What the task asks: The reply must reproduce each line below exactly.

------------------------

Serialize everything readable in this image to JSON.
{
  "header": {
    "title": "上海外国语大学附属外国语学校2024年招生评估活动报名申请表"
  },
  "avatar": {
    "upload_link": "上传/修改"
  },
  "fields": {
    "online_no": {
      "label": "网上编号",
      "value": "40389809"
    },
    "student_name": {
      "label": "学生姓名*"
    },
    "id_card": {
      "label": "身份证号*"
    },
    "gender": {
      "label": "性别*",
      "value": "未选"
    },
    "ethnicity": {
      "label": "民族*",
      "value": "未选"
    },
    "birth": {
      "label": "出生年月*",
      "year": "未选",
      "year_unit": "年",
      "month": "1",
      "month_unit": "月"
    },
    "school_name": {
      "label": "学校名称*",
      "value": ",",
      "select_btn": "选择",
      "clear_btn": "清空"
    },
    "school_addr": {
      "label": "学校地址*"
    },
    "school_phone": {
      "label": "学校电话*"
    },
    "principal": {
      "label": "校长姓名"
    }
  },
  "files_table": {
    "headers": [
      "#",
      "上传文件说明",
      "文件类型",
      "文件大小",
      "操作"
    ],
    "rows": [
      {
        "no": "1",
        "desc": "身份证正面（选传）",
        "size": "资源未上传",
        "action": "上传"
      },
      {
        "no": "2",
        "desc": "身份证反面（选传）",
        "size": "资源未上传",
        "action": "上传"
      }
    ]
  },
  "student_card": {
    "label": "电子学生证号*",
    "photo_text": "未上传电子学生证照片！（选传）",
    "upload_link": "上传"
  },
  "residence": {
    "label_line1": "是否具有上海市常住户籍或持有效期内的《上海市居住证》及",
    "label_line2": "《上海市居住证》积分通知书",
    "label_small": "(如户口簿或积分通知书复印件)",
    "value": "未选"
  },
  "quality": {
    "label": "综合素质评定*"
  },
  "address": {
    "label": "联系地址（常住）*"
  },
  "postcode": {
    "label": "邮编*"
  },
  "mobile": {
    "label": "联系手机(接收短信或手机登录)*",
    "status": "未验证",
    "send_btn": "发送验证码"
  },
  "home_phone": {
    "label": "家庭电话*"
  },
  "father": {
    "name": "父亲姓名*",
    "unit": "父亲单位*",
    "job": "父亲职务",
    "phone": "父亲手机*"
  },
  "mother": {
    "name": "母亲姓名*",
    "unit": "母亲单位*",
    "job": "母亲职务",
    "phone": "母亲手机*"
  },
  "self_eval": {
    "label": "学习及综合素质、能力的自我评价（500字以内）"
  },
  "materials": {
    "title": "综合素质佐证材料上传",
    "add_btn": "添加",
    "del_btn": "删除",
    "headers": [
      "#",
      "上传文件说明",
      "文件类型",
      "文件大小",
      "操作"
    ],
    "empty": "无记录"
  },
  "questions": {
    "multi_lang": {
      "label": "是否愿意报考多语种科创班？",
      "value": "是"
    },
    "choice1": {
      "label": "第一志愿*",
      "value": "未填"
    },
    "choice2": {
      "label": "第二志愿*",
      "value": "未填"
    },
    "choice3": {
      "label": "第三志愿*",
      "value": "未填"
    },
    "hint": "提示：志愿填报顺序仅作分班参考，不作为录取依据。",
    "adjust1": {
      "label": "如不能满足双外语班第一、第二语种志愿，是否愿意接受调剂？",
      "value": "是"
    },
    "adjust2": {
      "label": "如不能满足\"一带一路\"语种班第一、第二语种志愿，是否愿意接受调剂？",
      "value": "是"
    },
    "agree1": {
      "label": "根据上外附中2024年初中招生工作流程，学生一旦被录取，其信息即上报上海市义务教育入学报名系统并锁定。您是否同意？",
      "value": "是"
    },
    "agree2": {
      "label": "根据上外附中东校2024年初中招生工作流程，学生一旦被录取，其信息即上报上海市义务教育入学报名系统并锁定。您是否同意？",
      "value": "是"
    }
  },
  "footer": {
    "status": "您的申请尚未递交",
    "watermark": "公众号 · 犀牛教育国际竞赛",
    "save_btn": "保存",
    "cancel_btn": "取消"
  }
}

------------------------

Answer below:
Serialize everything readable in this image to JSON.
{
  "header": {
    "title": "上海外国语大学附属外国语学校2024年招生评估活动报名申请表"
  },
  "avatar": {
    "upload_link": "上传/修改"
  },
  "fields": {
    "online_no": {
      "label": "网上编号",
      "value": "40389809"
    },
    "student_name": {
      "label": "学生姓名*"
    },
    "id_card": {
      "label": "身份证号*"
    },
    "gender": {
      "label": "性别*",
      "value": "未选"
    },
    "ethnicity": {
      "label": "民族*",
      "value": "未选"
    },
    "birth": {
      "label": "出生年月*",
      "year": "未选",
      "year_unit": "年",
      "month": "1",
      "month_unit": "月"
    },
    "school_name": {
      "label": "学校名称*",
      "value": ",",
      "select_btn": "选择",
      "clear_btn": "清空"
    },
    "school_addr": {
      "label": "学校地址*"
    },
    "school_phone": {
      "label": "学校电话*"
    },
    "principal": {
      "label": "校长姓名"
    }
  },
  "files_table": {
    "headers": [
      "#",
      "上传文件说明",
      "文件类型",
      "文件大小",
      "操作"
    ],
    "rows": [
      {
        "no": "1",
        "desc": "身份证正面（选传）",
        "size": "资源未上传",
        "action": "上传"
      },
      {
        "no": "2",
        "desc": "身份证反面（选传）",
        "size": "资源未上传",
        "action": "上传"
      }
    ]
  },
  "student_card": {
    "label": "电子学生证号*",
    "photo_text": "未上传电子学生证照片！（选传）",
    "upload_link": "上传"
  },
  "residence": {
    "label_line1": "是否具有上海市常住户籍或持有效期内的《上海市居住证》及",
    "label_line2": "《上海市居住证》积分通知书",
    "label_small": "(如户口簿或积分通知书复印件)",
    "value": "未选"
  },
  "quality": {
    "label": "综合素质评定*"
  },
  "address": {
    "label": "联系地址（常住）*"
  },
  "postcode": {
    "label": "邮编*"
  },
  "mobile": {
    "label": "联系手机(接收短信或手机登录)*",
    "status": "未验证",
    "send_btn": "发送验证码"
  },
  "home_phone": {
    "label": "家庭电话*"
  },
  "father": {
    "name": "父亲姓名*",
    "unit": "父亲单位*",
    "job": "父亲职务",
    "phone": "父亲手机*"
  },
  "mother": {
    "name": "母亲姓名*",
    "unit": "母亲单位*",
    "job": "母亲职务",
    "phone": "母亲手机*"
  },
  "self_eval": {
    "label": "学习及综合素质、能力的自我评价（500字以内）"
  },
  "materials": {
    "title": "综合素质佐证材料上传",
    "add_btn": "添加",
    "del_btn": "删除",
    "headers": [
      "#",
      "上传文件说明",
      "文件类型",
      "文件大小",
      "操作"
    ],
    "empty": "无记录"
  },
  "questions": {
    "multi_lang": {
      "label": "是否愿意报考多语种科创班？",
      "value": "是"
    },
    "choice1": {
      "label": "第一志愿*",
      "value": "未填"
    },
    "choice2": {
      "label": "第二志愿*",
      "value": "未填"
    },
    "choice3": {
      "label": "第三志愿*",
      "value": "未填"
    },
    "hint": "提示：志愿填报顺序仅作分班参考，不作为录取依据。",
    "adjust1": {
      "label": "如不能满足双外语班第一、第二语种志愿，是否愿意接受调剂？",
      "value": "是"
    },
    "adjust2": {
      "label": "如不能满足\"一带一路\"语种班第一、第二语种志愿，是否愿意接受调剂？",
      "value": "是"
    },
    "agree1": {
      "label": "根据上外附中2024年初中招生工作流程，学生一旦被录取，其信息即上报上海市义务教育入学报名系统并锁定。您是否同意？",
      "value": "是"
    },
    "agree2": {
      "label": "根据上外附中东校2024年初中招生工作流程，学生一旦被录取，其信息即上报上海市义务教育入学报名系统并锁定。您是否同意？",
      "value": "是"
    }
  },
  "footer": {
    "status": "您的申请尚未递交",
    "watermark": "公众号 · 犀牛教育国际竞赛",
    "save_btn": "保存",
    "cancel_btn": "取消"
  }
}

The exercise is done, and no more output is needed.